(No.3, Vol.7,Jun-Jul 2017 Vietnam Heritage Magazine)

Hundreds of people with all kinds of traditional fish-catching tools rush down to a lagoon to hunt for fish under the boisterous cheering of thousands of others on the banks. Every now and then, a joyful shout announces a catch, expressing exultation and soliciting the crowd to join the fun.
That is the atmosphere of the fish-catching festival, also called ‘Let out the water to catch the fish’, which takes place around a 20ha lagoon within a 65ha primeval forest at Tra Loc Village, Hai Xuan Commune, Hai Lang District of Quang Tri Province.
Quang Tri is a northern province of Mid-Vietnam, made famous as the demilitarized zone (17th latitude) during the Vietnam War.
The annual activity, conducted every year for centuries, has no fixed date but usually takes place after the summer harvest, around the end of the 6th lunar month.
Farmers in the commune jointly organize the festival to celebrate a good harvest, pray for future good crops, and
at the same time have fun and clean
the lagoon.
The fish-catching fest is one of the best childhood memories of the people of Tra Loc, and of Hai Lang District in general. On this day, even those who now live far away also remember to come home to join the fun.
Taking part in the festival are people of all ages from all walks of life. The caught fish are normally given as a present to friends and relatives, or sold cheaply to tourists just for fun, and as a token of luck.

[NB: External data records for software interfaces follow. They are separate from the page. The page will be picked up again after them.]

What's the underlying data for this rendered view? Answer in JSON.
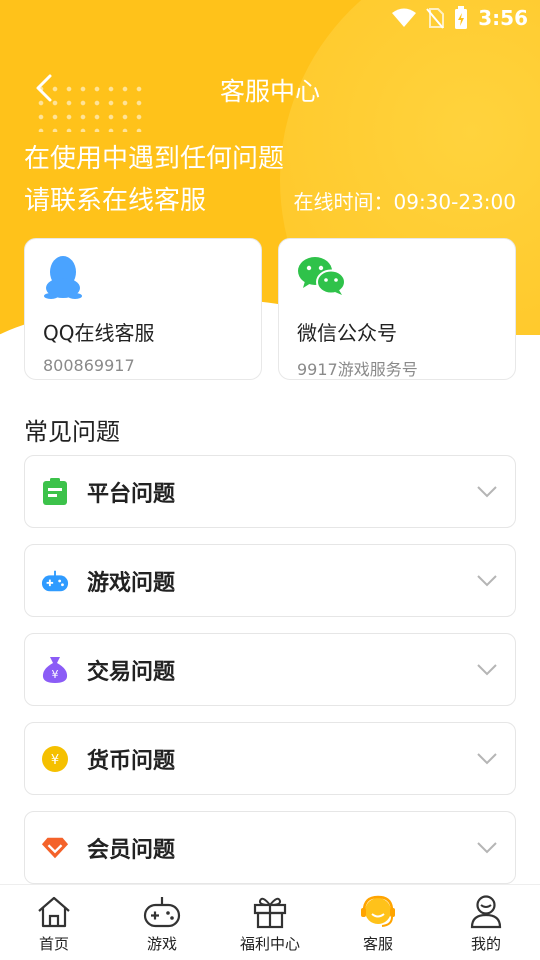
{
  "status_bar": {
    "time": "3:56"
  },
  "header": {
    "title": "客服中心"
  },
  "hero": {
    "line1": "在使用中遇到任何问题",
    "line2": "请联系在线客服",
    "online_time": "在线时间：09:30-23:00"
  },
  "contacts": [
    {
      "label": "QQ在线客服",
      "sub": "800869917",
      "icon": "qq-icon"
    },
    {
      "label": "微信公众号",
      "sub": "9917游戏服务号",
      "icon": "wechat-icon"
    }
  ],
  "faq": {
    "section_title": "常见问题",
    "items": [
      {
        "label": "平台问题",
        "icon": "clipboard-icon"
      },
      {
        "label": "游戏问题",
        "icon": "gamepad-icon"
      },
      {
        "label": "交易问题",
        "icon": "money-bag-icon"
      },
      {
        "label": "货币问题",
        "icon": "coin-icon"
      },
      {
        "label": "会员问题",
        "icon": "diamond-icon"
      }
    ]
  },
  "tabs": [
    {
      "label": "首页",
      "icon": "home-icon"
    },
    {
      "label": "游戏",
      "icon": "gamepad-icon"
    },
    {
      "label": "福利中心",
      "icon": "gift-icon"
    },
    {
      "label": "客服",
      "icon": "headset-icon",
      "active": true
    },
    {
      "label": "我的",
      "icon": "user-icon"
    }
  ],
  "colors": {
    "brand": "#ffc21a",
    "green": "#3cc24a",
    "blue": "#2f9bff",
    "purple": "#8b5cf6",
    "gold": "#f5c000",
    "orange": "#f4622a",
    "wechat": "#2fc24a",
    "qq": "#4aa3ff"
  }
}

The 65ha forest surrounding Tra Loc Lagoon is an extremely important ‘green lung’ in the middle of an endless white sand desert, preserving valuable botanical species of sandy ecosystems. That’s why the forest, full of wildlife including weasels, squirrels, and all kinds of birds has been cherished and protected by local people for centuries. In 2006, the local government turned Tra Loc Forest and Lagoon into an ecotourism zone.
The tourist destination is about 6km to the southeast of Quang Tri city. Visitors can enjoy lotus blossoms in the pond and Tra Loc local food, and learn about a forest ecosystem in the midst of a desert.

Text by Hoa Khanh and photos by Nguyen Van Dung